WED AUGUST 24.2011
In every large group there may be a very small number of individuals who engage or might engage in unacceptable behavior. So the question becomes, how do we identify such individuals and prevent them from entering our schools?
THE PROBLEM WITH OHEL IS AT THE TOP.WE KNOW THERE IS A CHANGE WHEN THEY BEGIN REPORTING ABUSERS TO THE POLICE HORAV YOSEF BLAU ROSH YESHIVA YESHIVA UNIVERSITY
Social service organizations have for many years been required to fingerprint and complete a criminal background check on all employees. It can take from several days to a week to get results of a fingerprint check. Every now and then a hit comes back on a prospective new hire showing a criminal record. The system also sends information to employers of any new criminal proceedings against a person already in their employ.
Which brings us to the point of Prevent, Police, Prosecute.
There are several ways we can work to prevent the sexual abuse of our children. Parents must speak to their children at several different stages in the child's life, while schools must adopt a strong program to educate students, faculty and parents as well as monitor and adhere to mandated reporting protocols.
Another important factor whose time has come is the fingerprinting of all people employed in yeshivas and day schools, as is currently required in public schools. A detailed proposal by Elliot Pasik, Esq., and other advocates is a sound template urging the state legislature to enact laws requiring fingerprinting in private schools.
Why is this important? It comes down to playing the odds. It's only a matter of time before a hit will come back on an employee of some yeshiva or day school who has a criminal record and possibly a history of sexual abuse.
There are very few individuals in our community who have been convicted of crimes related to child sexual abuse, and even fewer on Megan's List.
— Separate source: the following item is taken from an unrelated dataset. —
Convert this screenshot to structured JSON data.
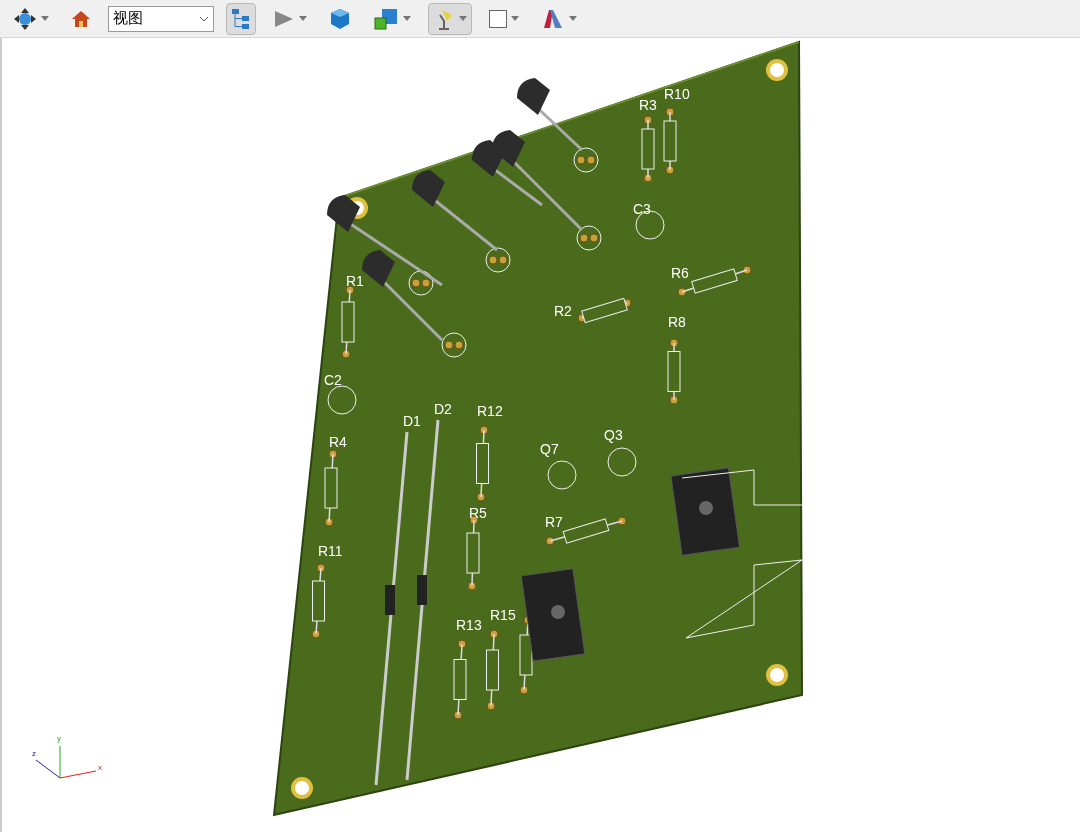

It may be a long shot, but we always want the odds to be in favor of our children.
Years ago in an article for The Jewish Press, I urged parents who had reason to believe their child had been or was being sexually abused to report it to the police.
"The concept of protecting one child (from shame and stigma) by not reporting this to the police," I wrote, "virtually assures that other children will be hurt in shul, in yeshiva or in the neighborhood park."
In a dozen subsequent articles in newspapers and magazines I emphasized the importance of working with police and district attorney staff to prosecute child molesters. Only by pushing abusers into the criminal justice system can we prevent them from harming other children. Moreover, once child molesters are prosecuted and have a criminal record, we will know who they are, and through fingerprint checks can keep them from jobs that provide access to children.
In Breaking the Silence: Sexual Abuse in the Jewish Community, a book I edited with Dr. David Pelcovitz, Rav Dovid Cohen, Ohel's mara d'asra for 41 years, describes the imperative of adhering to mandated reporting laws including contacting the police when sexual abuse takes place.
In the Mi Sheberach for a sick person, we refer to refuas hanefesh u'refuas haguf - healing of the soul and healing of the body. The healing of the soul comes first. If someone were to break into our home or car, or physically attack us, we would without question call the police. It is an attack on our person, our guf. Sexual abuse has been described as an attack on the soul as well as on the body. And if the Mi Sheberach gives priority to nefeshbefore guf, it is a strong message to protect the soul. If murder of the body can result in a life sentence for the convicted killer, why not a similar sentence for murder of the soul?
Playing the odds with lottery tickets is fine. Playing the odds with people who work with and to whom we entrust our children absolutely is not. Prevent, Police, Prosecute - three P's to protect our children from harm.
David Mandel is chief executive officer of Ohel Children's Home and Family Services. He can be contacted at email@example.com.